Which is exactly what I was saying. But you know how else I read this paragraph? To me at least this is saying that Hal knows he shouldn’t really be believing (as he admits his beliefs are not rational, which implies the rational position is not to believe) but that he can’t stop believing nevertheless, which is completely acceptable. And that is precisely the point I have been making for what feels like decades. The rational position that skeptics ought to take is atheism. It appears, at least so far as the above paragraph can be relied upon, that Hal is conceding that point, but can’t change how he feels, which is also perfectly acceptable; feelings are not something you reach through a rational process.
But a religious person is not automatically an enemy of critical thinking or the scientific method. If someone decides to put aside rationality and believe in a higher power at an emotional level, it is unfair to say that this precludes them from being a skeptic. Unfortunately, what I see is a lot of atheists who say that any spiritual belief is simply bad thinking. Skeptics with faith are therefore often treated with condescension and considered stupid at best, hypocritical at worst. They are the black sheep of the skeptic family, tucked out of sight when company comes over.
This paragraph is very important and we ought to pay special attention to it. Faith, in and off itself, does not make one an enemy of critical thinking or science. Assuming the contrary would be a grave mistake. If someone decides to put aside rationality and believe in god, they are free to do that, but they must concede that they are putting aside rationality and that the rational position is not to believe; and that is all I’ve been, or should have been if I hadn’t been clear enough, advocating all along: skepticism must/should lead to atheism, but a skeptic should have the right to put skepticism aside so long as he openly and clearly accepts that he’s doing that. However, if he maintains that he is a religious skeptic AND he is not putting skepticism to the side when faith is concerned, that his faith is rational, that’s when I clear my throat and say: “Excuse me……”

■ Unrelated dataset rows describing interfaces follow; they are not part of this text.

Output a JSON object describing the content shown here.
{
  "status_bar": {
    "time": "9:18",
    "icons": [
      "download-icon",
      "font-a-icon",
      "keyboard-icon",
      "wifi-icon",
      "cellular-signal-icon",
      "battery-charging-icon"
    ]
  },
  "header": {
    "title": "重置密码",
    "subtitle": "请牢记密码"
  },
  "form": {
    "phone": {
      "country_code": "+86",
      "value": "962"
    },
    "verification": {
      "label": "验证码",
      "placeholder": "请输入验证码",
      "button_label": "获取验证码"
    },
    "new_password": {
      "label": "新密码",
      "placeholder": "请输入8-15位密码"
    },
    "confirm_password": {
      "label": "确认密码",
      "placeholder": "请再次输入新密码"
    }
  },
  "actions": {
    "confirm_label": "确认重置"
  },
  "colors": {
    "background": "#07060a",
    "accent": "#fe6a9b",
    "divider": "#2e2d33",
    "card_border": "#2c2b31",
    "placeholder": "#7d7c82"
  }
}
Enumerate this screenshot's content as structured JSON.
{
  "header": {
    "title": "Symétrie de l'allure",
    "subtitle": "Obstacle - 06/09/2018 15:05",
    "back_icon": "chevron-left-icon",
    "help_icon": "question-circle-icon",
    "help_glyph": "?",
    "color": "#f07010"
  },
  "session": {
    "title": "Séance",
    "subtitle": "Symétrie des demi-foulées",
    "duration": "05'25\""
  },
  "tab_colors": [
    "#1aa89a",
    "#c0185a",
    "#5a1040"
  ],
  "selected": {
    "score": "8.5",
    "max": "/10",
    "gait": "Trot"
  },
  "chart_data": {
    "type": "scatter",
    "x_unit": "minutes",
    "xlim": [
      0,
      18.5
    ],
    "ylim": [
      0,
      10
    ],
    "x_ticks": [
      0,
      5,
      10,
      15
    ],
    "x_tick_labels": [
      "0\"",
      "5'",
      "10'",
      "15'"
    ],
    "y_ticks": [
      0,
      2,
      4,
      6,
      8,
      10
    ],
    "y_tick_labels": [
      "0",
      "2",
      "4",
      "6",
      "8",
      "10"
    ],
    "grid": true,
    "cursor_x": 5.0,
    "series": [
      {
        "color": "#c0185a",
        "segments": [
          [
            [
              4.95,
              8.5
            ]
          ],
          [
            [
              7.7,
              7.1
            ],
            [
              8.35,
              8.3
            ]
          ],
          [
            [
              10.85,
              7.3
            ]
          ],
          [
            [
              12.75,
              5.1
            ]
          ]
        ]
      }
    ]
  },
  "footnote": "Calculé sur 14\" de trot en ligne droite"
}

So I guess, here at the end it seems that me and Masala are pretty much on the same page, tha we overall share a similar attitude towards this issue, with the most notable exception probably being my strong assertion that skepticism ought to lead to atheism, except that it doesn’t always because people should be allowed the right to take off their skeptical hats, so long as they understand and freely admit that is what they are in fact doing. I am not sure how this would apply to the christian skeptics; that would require long conversations with one of them, but my suspicion is that it would turn out that these folks would hold some sort of a hybrid deist-christian belief, not a purely christian one. Nevertheless, that belongs to another entry. Ramen!